Date of adoption: Q1 2021
Recent Accounting Pronouncements Not Yet Adopted
Standard Description Financial Statement Effect or Other Significant Matters
ASU No. 2020-04
Reference Rate Reform (Topic 848), Facilitation of the Effects of Reference Rate Reform on Financial Reporting
The amendments in Update 2020-04 are elective and apply to all entities that have contracts, hedging relationships, and other transactions that reference LIBOR or another reference rate expected to be discontinued due to reference rate reform. The new guidance provides the following optional expedients: simplify accounting analyses under current U.S. GAAP for contract modifications, simplify the assessment of hedge effectiveness, allow hedging relationships affected by reference rate reform to continue and allow a one-time election to sell or transfer debt securities classified as held to maturity that reference a rate affected by reference rate reform.
The amendments are effective for all entities from the beginning of an interim period that includes the issuance date of the ASU. An entity may elect to apply the amendments prospectively through December 31, 2022. The administrator of LIBOR has announced it will consult on its intention to cease the publication of the one week and two month USD LIBOR settings immediately following the LIBOR publication on December 31, 2021, and the remaining USD LIBOR settings immediately following the LIBOR publication on June 30, 2023. Extending the publication of certain USD LIBOR tenors until June 30, 2023 would allow most legacy USD LIBOR contracts to mature before LIBOR experiences disruptions. The Company is currently evaluating the impact of adopting this guidance.

Planned date of adoption: Before December 31, 2022

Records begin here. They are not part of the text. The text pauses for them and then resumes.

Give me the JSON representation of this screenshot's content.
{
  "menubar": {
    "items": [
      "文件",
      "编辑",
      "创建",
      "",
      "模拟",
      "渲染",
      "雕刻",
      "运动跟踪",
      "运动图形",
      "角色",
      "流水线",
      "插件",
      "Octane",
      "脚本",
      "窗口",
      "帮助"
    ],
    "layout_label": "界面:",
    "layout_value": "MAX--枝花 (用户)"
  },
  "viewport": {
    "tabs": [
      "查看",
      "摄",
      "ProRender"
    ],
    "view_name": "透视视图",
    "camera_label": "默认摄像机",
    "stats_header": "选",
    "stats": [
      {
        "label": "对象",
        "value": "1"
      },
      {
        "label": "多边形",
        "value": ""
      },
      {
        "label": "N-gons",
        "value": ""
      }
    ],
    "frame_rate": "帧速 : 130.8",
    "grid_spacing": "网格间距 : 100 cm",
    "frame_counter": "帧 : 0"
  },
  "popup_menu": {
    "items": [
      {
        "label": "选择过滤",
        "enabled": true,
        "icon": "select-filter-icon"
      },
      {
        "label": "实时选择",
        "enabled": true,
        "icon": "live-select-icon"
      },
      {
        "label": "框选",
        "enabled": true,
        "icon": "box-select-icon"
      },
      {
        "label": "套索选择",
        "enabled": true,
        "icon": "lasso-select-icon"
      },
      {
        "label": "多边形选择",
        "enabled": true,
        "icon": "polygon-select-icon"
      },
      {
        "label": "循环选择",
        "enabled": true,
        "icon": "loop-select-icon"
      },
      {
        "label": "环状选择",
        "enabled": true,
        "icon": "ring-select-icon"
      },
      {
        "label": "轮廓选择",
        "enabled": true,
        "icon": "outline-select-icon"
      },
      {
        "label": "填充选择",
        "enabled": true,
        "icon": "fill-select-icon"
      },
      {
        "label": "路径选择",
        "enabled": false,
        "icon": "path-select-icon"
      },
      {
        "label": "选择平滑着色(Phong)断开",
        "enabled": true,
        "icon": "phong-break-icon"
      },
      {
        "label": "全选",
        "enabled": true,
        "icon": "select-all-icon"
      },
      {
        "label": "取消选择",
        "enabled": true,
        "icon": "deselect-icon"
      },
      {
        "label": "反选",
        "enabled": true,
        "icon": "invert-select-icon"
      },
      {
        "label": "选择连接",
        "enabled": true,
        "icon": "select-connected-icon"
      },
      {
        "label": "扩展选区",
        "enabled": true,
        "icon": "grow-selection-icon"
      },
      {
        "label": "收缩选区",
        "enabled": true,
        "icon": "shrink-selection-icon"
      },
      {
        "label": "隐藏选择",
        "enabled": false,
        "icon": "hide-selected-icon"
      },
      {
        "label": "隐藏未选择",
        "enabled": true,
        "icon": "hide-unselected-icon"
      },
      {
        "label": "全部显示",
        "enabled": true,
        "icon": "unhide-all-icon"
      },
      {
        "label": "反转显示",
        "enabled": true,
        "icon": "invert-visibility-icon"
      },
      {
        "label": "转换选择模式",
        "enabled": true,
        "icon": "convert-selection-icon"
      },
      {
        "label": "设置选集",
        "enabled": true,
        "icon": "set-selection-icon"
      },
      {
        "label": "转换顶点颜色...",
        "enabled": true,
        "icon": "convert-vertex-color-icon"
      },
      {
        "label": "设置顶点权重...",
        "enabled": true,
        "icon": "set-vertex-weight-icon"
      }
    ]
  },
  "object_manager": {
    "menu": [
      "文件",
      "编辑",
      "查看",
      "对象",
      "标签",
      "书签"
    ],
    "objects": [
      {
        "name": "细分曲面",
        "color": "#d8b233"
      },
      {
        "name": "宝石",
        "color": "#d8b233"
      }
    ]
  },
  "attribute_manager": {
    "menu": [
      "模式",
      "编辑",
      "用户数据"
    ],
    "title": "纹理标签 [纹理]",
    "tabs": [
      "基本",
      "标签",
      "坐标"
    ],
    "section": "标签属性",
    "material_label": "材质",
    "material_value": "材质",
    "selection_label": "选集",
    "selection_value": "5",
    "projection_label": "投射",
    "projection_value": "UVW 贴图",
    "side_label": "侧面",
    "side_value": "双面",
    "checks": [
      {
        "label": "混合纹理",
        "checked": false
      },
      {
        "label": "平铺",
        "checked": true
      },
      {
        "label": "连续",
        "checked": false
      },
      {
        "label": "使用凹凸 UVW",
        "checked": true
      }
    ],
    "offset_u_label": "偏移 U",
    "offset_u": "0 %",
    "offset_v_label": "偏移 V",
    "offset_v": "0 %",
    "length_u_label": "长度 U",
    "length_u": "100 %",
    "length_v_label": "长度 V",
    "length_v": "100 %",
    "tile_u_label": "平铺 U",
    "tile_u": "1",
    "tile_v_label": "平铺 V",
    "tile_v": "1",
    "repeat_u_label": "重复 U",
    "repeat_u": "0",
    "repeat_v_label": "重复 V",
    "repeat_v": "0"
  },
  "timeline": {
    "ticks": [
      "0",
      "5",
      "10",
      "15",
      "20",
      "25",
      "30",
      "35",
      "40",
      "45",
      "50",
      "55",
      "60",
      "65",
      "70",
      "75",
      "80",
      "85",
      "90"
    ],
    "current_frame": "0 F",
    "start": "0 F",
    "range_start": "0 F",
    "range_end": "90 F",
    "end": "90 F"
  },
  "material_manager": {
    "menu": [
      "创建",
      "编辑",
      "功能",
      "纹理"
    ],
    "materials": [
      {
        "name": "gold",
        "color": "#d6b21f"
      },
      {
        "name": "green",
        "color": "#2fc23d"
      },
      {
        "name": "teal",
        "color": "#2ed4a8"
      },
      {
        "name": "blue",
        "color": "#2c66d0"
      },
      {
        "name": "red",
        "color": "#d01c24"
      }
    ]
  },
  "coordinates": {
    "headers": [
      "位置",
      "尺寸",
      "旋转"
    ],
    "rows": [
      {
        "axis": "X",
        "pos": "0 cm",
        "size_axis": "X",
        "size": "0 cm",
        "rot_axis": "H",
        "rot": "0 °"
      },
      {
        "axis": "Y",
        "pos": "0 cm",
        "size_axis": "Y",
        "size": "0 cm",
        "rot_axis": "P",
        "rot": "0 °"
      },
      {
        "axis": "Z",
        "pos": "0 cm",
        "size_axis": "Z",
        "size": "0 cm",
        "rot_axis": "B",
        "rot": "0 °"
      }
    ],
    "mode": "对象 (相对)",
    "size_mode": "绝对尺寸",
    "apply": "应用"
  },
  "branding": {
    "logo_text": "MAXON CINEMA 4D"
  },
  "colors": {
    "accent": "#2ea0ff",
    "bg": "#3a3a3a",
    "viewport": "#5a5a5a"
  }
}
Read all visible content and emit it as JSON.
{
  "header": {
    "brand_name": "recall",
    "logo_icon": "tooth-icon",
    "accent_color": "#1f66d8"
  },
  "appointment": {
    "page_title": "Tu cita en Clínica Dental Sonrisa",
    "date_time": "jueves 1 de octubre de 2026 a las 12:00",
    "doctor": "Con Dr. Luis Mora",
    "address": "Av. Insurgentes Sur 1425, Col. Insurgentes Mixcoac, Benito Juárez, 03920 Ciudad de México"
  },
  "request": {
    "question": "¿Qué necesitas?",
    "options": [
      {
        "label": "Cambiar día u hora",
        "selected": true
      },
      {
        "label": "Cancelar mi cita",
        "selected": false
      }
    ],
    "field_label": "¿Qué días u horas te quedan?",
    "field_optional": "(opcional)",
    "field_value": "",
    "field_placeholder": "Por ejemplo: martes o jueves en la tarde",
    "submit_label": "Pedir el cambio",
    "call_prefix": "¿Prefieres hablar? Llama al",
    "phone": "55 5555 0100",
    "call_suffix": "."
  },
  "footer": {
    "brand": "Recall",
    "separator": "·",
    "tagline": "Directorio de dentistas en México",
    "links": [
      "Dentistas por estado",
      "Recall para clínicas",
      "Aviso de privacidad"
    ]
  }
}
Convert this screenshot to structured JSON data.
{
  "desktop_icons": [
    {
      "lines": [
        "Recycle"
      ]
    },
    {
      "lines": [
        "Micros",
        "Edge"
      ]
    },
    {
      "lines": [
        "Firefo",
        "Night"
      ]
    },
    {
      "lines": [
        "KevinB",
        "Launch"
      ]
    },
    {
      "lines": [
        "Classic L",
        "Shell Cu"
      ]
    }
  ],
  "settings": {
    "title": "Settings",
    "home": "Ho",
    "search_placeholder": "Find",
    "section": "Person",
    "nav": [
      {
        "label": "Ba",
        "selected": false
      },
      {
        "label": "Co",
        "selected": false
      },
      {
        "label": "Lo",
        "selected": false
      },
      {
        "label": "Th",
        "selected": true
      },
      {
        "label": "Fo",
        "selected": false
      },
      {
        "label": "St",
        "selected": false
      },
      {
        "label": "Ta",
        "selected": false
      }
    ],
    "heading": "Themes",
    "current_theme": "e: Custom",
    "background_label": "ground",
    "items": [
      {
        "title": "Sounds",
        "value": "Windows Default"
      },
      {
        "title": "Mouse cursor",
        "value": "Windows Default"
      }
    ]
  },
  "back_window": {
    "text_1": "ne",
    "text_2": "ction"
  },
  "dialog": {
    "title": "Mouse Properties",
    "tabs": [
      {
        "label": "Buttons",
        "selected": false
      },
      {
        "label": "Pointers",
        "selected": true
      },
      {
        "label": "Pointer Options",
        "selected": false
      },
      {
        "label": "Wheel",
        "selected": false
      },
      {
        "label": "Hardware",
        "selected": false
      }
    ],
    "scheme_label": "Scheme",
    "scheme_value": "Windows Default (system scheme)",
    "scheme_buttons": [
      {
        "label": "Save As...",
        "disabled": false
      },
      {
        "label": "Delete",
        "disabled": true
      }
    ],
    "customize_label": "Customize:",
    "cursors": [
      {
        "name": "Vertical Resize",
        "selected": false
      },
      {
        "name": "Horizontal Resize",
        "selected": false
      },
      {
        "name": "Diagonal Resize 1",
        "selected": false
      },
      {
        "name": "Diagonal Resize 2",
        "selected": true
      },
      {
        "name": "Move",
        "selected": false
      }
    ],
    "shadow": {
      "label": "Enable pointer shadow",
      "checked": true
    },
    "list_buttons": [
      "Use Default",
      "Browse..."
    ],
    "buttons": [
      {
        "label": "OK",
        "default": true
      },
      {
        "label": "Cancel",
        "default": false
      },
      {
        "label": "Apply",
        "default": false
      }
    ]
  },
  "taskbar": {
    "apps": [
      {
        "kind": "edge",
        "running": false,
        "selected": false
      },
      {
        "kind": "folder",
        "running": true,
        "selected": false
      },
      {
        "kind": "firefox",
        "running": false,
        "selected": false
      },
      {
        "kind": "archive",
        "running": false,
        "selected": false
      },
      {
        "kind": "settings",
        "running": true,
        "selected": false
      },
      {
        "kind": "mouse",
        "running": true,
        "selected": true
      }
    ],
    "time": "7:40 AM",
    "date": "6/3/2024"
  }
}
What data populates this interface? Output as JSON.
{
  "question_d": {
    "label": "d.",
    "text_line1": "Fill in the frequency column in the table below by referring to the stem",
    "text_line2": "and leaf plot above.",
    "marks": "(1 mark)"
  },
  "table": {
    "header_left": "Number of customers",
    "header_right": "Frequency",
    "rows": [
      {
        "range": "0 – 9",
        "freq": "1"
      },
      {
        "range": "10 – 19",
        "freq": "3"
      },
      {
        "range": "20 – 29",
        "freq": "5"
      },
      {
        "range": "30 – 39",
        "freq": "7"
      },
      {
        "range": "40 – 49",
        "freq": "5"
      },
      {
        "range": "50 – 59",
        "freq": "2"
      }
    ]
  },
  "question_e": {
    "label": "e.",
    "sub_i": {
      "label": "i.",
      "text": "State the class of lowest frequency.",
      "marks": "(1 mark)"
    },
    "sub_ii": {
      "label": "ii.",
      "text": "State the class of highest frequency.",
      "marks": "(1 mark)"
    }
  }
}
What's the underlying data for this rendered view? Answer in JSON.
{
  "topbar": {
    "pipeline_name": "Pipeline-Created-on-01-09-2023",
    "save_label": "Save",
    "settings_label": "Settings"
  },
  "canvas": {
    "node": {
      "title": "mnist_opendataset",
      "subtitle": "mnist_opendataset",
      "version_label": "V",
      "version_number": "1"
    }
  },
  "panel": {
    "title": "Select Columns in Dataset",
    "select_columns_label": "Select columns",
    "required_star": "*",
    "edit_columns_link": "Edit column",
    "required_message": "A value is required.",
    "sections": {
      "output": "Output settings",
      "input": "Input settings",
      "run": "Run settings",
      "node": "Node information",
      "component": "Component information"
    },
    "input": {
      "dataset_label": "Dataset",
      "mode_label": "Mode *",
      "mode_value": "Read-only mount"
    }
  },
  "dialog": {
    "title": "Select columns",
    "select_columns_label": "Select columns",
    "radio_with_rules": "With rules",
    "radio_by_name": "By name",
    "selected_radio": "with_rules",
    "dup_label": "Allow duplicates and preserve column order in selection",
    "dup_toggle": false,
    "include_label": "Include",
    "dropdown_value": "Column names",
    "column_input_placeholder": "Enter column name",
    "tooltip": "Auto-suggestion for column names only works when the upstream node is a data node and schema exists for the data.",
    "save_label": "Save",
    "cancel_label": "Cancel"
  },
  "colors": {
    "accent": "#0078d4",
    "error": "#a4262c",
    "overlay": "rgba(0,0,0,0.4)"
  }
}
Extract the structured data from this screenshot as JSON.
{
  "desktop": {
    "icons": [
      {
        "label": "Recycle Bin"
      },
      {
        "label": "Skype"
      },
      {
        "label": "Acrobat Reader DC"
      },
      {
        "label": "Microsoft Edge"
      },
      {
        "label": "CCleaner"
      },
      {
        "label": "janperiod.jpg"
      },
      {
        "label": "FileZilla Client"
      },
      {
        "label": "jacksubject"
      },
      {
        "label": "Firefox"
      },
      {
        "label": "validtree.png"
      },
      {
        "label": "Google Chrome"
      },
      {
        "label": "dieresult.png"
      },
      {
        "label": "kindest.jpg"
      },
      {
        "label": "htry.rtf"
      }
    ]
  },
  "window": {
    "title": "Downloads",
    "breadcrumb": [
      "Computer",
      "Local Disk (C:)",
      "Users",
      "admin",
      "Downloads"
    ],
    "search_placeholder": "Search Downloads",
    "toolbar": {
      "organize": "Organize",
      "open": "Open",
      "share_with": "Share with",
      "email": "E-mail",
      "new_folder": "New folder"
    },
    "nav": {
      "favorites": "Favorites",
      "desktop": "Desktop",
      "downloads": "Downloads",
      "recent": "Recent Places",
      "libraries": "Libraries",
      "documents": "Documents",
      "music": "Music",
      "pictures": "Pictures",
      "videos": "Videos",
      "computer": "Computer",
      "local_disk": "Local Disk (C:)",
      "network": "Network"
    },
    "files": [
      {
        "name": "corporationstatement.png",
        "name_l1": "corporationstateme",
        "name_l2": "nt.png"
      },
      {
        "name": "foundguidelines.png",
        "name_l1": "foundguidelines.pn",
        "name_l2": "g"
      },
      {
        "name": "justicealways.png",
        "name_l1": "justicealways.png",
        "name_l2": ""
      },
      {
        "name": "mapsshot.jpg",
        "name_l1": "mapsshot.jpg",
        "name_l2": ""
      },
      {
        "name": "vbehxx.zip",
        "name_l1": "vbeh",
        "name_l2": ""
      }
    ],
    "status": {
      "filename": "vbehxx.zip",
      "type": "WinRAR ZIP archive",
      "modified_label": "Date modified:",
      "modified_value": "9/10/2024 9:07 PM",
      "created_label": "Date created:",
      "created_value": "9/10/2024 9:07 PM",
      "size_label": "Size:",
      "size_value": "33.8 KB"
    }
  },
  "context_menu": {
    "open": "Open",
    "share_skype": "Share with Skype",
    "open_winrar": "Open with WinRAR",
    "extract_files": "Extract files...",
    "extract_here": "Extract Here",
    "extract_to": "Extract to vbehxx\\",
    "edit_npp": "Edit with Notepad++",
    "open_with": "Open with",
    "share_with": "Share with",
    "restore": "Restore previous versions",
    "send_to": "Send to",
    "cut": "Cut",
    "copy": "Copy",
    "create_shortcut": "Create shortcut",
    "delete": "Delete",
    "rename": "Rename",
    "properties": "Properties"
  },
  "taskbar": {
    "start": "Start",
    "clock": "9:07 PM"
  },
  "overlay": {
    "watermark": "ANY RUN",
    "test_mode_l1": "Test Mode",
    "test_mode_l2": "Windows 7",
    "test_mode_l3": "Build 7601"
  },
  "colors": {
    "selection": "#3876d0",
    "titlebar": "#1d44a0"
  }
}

We consider the applicability and impact of all ASUs. ASUs not listed above were assessed and determined to be either not applicable, or had or are expected to have minimal impact on our financial statements and related disclosures.